◆ WORK TO COMPLETE ◆
Looking at the records below, please say how many lines contain the word "this", as a bare number.

━━━ SUPPLIED ENTRIES ━━━

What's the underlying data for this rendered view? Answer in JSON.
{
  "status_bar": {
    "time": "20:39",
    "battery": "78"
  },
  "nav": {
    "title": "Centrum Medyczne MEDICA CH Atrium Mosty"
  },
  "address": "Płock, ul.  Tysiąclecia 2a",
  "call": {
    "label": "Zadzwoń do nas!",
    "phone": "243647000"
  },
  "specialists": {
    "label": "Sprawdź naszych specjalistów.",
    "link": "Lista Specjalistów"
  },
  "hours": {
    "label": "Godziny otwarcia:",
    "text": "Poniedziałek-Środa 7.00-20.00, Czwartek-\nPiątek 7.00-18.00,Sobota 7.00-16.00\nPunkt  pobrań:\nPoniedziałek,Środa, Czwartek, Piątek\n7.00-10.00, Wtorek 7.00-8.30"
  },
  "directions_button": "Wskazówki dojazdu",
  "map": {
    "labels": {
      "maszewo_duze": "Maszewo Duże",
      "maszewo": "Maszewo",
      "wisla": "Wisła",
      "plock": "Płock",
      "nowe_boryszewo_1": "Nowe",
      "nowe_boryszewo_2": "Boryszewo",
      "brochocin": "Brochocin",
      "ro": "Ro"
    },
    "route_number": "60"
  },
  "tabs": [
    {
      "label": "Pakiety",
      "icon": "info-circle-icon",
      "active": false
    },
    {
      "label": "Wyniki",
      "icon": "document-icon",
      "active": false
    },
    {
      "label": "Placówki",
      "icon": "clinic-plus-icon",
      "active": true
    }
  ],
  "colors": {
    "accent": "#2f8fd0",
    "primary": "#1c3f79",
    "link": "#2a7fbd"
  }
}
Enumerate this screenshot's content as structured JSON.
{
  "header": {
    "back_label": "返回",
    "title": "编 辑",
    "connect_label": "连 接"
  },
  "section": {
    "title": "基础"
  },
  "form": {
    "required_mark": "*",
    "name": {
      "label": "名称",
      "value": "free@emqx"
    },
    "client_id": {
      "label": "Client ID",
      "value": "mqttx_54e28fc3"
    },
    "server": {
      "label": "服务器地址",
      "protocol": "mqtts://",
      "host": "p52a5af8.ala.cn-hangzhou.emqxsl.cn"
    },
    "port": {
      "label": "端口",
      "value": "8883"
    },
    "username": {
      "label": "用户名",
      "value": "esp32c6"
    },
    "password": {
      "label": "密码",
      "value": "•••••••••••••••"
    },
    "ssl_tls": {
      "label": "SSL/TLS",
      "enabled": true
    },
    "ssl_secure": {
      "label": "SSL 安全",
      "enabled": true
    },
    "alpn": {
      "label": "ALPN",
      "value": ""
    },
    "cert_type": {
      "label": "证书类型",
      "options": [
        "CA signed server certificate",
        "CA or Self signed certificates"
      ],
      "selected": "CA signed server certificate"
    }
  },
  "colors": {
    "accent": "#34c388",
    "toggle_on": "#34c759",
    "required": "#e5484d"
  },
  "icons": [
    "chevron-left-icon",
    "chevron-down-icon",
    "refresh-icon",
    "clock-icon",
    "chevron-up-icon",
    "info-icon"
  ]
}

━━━

◆ ANSWER FOR THE TASK ◆
2